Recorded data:
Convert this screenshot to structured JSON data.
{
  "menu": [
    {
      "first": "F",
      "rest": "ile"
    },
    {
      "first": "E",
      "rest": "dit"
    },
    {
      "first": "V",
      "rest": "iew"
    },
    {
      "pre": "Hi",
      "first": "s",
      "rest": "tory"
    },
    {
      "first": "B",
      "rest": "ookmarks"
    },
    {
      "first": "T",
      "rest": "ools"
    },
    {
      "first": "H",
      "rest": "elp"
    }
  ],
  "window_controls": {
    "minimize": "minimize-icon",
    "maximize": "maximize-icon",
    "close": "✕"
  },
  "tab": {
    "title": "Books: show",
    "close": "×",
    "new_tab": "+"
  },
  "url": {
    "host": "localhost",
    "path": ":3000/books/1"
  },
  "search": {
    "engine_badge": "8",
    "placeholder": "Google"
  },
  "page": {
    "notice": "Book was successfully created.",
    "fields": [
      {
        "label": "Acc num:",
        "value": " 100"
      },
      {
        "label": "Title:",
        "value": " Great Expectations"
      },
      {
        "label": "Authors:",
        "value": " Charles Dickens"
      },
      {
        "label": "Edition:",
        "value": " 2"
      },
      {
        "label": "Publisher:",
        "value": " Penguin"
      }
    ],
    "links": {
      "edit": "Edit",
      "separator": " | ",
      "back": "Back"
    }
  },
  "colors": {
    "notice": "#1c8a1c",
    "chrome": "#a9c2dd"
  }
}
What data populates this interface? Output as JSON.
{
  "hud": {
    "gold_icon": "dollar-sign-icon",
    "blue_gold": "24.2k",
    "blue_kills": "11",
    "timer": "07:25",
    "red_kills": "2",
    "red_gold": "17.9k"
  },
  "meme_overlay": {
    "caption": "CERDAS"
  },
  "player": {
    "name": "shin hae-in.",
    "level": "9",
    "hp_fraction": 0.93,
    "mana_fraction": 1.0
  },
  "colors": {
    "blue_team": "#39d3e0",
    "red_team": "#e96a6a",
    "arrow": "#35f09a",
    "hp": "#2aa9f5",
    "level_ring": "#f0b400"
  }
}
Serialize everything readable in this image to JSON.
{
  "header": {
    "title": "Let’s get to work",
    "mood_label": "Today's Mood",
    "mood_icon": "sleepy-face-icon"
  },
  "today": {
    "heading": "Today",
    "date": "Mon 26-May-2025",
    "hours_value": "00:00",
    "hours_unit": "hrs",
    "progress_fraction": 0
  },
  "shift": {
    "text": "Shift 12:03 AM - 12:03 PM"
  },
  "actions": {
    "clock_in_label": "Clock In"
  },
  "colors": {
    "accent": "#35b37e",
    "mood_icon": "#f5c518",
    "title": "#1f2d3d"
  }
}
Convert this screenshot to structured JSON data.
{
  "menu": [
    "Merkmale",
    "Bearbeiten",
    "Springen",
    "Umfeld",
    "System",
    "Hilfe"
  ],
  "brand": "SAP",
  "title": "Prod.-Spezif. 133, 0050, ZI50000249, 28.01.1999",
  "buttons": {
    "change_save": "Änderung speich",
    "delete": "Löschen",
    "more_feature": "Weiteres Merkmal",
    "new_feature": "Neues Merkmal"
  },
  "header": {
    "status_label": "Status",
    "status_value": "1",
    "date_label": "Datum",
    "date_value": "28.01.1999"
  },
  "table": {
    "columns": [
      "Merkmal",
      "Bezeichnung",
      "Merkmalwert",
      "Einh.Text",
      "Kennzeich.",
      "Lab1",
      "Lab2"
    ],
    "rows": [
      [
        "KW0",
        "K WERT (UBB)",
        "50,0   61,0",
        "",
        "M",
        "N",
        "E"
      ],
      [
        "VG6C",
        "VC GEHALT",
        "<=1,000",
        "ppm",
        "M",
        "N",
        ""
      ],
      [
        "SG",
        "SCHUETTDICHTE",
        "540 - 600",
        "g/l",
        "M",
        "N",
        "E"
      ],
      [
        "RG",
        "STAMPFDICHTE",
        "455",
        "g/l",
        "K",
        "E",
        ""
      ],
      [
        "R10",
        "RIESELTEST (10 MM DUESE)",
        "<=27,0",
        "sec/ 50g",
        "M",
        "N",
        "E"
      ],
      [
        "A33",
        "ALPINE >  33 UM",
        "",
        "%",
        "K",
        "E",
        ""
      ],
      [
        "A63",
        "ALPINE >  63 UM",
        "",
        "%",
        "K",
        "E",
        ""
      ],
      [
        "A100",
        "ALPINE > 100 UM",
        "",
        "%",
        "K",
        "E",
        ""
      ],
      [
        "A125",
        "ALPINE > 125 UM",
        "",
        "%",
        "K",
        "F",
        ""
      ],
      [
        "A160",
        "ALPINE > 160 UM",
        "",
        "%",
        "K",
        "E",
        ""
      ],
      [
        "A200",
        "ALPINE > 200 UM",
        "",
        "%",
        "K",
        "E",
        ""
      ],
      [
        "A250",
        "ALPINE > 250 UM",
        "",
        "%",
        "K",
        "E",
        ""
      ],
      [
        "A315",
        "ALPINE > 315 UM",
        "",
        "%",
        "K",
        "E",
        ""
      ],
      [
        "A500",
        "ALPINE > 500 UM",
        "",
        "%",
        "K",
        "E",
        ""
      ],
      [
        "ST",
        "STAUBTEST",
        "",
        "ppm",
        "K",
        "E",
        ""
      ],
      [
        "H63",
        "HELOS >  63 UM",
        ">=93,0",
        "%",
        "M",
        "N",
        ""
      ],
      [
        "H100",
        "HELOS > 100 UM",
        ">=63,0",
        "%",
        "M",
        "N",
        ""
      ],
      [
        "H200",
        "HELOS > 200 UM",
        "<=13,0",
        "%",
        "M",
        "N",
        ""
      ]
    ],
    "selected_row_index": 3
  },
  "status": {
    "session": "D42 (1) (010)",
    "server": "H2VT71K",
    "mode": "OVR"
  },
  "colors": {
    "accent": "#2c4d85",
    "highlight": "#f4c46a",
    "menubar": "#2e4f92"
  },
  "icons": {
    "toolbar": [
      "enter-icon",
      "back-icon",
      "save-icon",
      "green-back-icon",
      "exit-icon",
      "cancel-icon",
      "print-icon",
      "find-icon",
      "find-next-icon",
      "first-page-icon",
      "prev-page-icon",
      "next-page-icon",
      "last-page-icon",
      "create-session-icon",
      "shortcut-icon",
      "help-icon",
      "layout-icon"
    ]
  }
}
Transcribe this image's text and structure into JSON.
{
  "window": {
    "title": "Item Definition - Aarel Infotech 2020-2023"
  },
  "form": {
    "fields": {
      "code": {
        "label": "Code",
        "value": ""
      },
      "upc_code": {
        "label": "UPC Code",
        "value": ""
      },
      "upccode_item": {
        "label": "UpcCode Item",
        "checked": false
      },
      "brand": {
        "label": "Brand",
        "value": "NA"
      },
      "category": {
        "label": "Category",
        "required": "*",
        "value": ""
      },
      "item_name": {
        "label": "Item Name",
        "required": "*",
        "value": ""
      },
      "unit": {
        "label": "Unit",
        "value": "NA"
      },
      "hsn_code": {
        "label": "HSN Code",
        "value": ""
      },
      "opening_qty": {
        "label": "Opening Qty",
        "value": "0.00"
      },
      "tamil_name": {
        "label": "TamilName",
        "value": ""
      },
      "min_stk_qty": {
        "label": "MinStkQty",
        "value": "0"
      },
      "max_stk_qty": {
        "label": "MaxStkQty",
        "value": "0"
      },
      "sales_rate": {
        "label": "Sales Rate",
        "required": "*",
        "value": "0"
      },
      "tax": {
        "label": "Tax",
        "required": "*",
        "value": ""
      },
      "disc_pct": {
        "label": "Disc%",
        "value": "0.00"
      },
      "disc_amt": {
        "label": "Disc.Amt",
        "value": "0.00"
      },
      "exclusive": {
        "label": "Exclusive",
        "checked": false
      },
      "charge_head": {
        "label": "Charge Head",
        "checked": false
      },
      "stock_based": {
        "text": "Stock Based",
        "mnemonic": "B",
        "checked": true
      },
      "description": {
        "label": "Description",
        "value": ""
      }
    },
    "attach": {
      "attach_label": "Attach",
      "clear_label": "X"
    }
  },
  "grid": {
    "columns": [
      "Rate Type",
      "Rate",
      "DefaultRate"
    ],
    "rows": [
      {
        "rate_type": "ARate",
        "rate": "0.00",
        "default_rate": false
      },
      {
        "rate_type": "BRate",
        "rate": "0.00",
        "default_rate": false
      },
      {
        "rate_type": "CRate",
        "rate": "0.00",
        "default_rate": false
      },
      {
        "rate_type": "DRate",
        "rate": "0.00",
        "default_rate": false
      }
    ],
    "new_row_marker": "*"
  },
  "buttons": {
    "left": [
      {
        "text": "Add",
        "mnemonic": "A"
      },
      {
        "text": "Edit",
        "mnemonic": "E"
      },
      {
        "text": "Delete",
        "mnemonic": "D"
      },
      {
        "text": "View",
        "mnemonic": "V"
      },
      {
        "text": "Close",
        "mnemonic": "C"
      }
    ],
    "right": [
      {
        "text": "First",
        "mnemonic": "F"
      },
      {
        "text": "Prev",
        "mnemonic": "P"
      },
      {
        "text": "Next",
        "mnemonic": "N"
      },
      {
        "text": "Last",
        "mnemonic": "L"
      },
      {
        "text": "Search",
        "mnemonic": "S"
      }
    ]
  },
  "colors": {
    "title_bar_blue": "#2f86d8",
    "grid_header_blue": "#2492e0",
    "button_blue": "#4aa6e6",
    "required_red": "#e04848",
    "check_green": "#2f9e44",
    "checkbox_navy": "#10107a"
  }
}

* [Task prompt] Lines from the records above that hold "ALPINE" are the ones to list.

* [Written answer]
        "ALPINE >  33 UM",
        "ALPINE >  63 UM",
        "ALPINE > 100 UM",
        "ALPINE > 125 UM",
        "ALPINE > 160 UM",
        "ALPINE > 200 UM",
        "ALPINE > 250 UM",
        "ALPINE > 315 UM",
        "ALPINE > 500 UM",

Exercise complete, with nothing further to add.